Saturday, June 23, 2012

who is Carson McCullers?

What a strange and comforting insidiousness -- imagining that I 'know' someone, that I can put that knowledge on some well-kept bookshelf in the mind and take it down as the need arises. It's not a big deal, I guess, but it is a bit odd.

Carson McCullers ©Adam Fisher
I was thinking this yesterday in regards to artists, but I suppose it is true for anyone ... anyone at all. With artists, the summing up comes with a creeping near-certainty that because I know the paintings or novels or music, I therefore know the person ... a person I have never met and yet might like to ... or would definitely not like to.

The immediate cause for chewing this particular mental cud was skimming through an old photo album my mother had once compiled. There were pictures of various people and among them was Carson McCullers. Known as a very good writer at a time when reading was in vogue, I had only known her as a childhood vision ... a person I thought to steer clear of at the age of six or seven or whenever my mother introduced me to her.

Kids know stuff and what I knew was that this was not a person I wanted to be around ... too intense, too dangerous, too haunted and, like all kid-perceptions, too uninterested in me. What did I know of her ghosts? I did not know the word "neurotic" at the time ... but I knew my gut much as anyone might know their gut and hence concoct a 'knowing' that slipped up onto my mental book shelf.

Only later would I read the books, sense the beauty, and be thankful for the ghosts I had never known as a child and could never possibly know, even as an adult. Carson McCullers is a 'gifted writer,' the intellect says in a smug abbreviation that allows me to move on to other, more important things, things closer at hand.

Carson McCullers ©Adam Fisher
The writing, the paintings, the music or, in a wider sense, the thoughts and words and deeds of any friend, acquaintance or enemy. And through it all, the sense that I know something and that something is a true -- or at least true-ish -- appreciation.

I know....

And yet the closer anyone comes to what is loved or hated or excites some jet of interest ... closer and closer and more and more detailed and more and more nuanced ... the closer anyone comes, the more apparent the truth also becomes: What I know is really too smug and careless by half. It is what I don't know that is vast and endless and, perhaps, too frightening to behold.

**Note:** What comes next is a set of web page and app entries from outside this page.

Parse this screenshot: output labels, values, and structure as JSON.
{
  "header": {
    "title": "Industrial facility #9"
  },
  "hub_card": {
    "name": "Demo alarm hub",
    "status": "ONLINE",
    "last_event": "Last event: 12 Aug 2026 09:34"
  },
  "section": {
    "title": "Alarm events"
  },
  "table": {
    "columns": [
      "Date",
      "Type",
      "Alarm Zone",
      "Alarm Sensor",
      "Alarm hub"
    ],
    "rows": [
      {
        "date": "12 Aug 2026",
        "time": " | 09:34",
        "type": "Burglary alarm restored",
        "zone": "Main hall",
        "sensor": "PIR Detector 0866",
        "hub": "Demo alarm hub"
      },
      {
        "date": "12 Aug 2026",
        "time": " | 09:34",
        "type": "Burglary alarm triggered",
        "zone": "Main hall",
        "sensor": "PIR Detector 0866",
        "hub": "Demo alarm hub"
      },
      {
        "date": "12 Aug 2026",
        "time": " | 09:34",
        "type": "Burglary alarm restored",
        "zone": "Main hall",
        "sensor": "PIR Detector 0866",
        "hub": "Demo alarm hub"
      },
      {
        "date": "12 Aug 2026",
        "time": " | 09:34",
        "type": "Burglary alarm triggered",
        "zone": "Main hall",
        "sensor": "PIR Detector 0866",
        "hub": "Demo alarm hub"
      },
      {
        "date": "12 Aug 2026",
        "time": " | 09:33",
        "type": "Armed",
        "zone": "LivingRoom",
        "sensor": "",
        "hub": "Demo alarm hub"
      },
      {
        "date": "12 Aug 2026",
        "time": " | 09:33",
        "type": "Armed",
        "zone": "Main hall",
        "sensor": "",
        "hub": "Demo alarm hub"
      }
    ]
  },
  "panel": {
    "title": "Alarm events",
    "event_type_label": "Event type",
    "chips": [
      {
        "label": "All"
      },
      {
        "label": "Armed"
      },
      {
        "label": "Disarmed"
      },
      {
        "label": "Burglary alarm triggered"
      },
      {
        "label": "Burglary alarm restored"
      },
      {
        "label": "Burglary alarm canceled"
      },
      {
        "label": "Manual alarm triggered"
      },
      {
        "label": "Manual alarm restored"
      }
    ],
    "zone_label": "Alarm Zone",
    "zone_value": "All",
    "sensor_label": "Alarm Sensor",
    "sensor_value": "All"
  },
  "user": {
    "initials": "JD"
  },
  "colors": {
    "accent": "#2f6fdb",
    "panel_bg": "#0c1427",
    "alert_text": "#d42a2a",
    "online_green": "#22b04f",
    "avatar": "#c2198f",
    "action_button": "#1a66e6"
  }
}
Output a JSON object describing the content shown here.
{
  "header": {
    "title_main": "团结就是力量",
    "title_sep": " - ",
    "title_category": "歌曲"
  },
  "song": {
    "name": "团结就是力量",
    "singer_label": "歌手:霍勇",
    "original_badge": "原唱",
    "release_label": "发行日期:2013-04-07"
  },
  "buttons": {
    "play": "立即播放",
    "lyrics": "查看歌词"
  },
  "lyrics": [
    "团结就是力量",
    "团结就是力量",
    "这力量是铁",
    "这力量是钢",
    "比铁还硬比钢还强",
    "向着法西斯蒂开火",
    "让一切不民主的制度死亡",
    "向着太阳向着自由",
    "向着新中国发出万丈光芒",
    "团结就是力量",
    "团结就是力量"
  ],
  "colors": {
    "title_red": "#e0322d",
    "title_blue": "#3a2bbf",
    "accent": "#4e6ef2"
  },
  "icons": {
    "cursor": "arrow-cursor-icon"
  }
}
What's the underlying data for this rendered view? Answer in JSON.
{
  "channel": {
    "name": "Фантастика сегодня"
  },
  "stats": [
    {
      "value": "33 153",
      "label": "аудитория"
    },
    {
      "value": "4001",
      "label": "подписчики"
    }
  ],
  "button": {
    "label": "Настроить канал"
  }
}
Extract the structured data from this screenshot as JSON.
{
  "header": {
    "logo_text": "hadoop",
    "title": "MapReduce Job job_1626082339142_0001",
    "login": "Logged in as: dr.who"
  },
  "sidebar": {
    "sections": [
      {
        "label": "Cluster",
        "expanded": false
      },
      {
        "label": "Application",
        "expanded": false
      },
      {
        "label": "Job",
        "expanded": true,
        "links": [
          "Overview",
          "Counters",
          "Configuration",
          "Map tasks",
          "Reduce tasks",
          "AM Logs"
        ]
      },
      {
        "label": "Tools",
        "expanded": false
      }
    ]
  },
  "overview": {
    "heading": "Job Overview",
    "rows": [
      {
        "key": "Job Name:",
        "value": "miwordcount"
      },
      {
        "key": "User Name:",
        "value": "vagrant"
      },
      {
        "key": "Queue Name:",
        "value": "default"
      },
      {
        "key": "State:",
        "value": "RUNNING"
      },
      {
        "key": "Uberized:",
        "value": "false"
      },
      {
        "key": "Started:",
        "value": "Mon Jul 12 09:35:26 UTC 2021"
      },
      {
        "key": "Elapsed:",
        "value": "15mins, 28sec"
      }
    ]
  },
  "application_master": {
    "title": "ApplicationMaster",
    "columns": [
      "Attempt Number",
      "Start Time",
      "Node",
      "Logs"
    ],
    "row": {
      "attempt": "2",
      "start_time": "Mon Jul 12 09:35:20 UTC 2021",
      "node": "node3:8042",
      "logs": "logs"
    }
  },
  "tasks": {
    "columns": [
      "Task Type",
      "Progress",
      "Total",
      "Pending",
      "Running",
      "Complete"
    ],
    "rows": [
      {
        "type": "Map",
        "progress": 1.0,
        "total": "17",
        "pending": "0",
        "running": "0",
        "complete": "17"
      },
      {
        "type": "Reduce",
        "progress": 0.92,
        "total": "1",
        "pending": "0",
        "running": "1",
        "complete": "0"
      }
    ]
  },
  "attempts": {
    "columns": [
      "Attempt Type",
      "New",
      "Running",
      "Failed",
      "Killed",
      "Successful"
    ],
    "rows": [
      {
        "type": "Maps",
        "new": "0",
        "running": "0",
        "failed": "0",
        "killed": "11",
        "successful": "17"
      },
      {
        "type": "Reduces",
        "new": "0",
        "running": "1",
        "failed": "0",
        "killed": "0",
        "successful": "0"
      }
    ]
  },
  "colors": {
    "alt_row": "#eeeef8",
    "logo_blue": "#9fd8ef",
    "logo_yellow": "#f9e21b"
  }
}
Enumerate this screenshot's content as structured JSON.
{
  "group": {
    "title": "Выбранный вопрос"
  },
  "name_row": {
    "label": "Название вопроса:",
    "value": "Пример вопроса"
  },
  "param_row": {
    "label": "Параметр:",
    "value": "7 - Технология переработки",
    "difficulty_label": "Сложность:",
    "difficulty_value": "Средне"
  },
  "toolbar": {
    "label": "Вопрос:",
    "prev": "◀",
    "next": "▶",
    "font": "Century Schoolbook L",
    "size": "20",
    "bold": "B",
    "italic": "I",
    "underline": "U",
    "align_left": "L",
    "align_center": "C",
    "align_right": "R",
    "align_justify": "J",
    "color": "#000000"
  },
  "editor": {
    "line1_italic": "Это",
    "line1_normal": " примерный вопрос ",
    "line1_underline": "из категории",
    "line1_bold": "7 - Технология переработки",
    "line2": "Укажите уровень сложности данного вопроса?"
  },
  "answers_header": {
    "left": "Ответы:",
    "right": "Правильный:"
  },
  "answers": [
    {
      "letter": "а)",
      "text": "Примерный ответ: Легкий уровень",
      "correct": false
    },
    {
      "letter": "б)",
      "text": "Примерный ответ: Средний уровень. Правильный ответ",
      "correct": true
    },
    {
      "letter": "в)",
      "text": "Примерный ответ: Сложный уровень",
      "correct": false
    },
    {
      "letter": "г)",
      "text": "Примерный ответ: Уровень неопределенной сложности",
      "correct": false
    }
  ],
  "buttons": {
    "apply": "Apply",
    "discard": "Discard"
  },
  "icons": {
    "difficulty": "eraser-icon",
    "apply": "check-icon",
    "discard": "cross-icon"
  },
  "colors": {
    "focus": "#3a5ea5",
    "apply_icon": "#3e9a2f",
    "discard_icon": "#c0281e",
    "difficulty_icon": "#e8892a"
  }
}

And what is true for 'others' is also true for me -- the reflection in the bathroom mirror, the one nearest and dearest to my heart, the one about whom I may claim to know the most. No matter how hard I may put this person up on a convenient bookshelf, no matter how wily I may be in asserting thoughts and emotions and beliefs and loves and hates ... not matter how much I try to control ... still, it is what I don't know that asserts itself over and over again. I may look myself squarely in the eye and yet when push comes to shove, is it what I know or what I don't know that carries the day, that skips just out of reach, that refuses to sit idly on a bookshelf in the mind.

Carson McCullers ©Adam Fisher
I think that maybe the whole matter is just a matter of getting used to and even enjoying this not knowing ... not knowing me, not knowing you, not knowing Carson McCullers, not knowing what I may claim to know so much about.

It's not a big deal ... it's just easier that way. Imagine -- if you know, then things stop, but when you don't know, anything is possible. Religion, philosophy, psychology ... never mind those stop-gap measures. Never mind and slip into something more comfortable. Grab your popcorn and enjoy the show ... after all, it's all there for your enjoyment.

Who is Carson McCullers?

Woo-hoo ... right?

PS. I put a copyright on these pictures because a book publisher once used a picture my mother had taken of Truman Capote as a book cover ... and never gave her a nod, much less a check. I don't expect either, but I do want any pirates to consider whose gold they are appropriating.


  1. I am very interested in these photos of McCullers, which I've never seen before. Maybe I should know, but I do not: Who is your mother? Cathy Fussell, Recently Retired Director, Columbus State University's Carson McCullers Center for Writers and Musicians, Columbus, Georgia (Carson's hometown).

  2. I think I figured it out. Your mother must be Helen Eustis. Right? My e-mail is if you would rather communicate directly.

  3. Cathy -- You are a good sleuth and right on the money. My mother, Helen Eustis, hung out with a lot of very talented and probably significantly crazy people at one time... not that she was arrogant enough to exclude herself from the 'crazy' designation. :)

  4. Nice photos. I read The Heart is a Lonely Hunter last year and liked it very much. Was surprised to learn how young she was when it was written.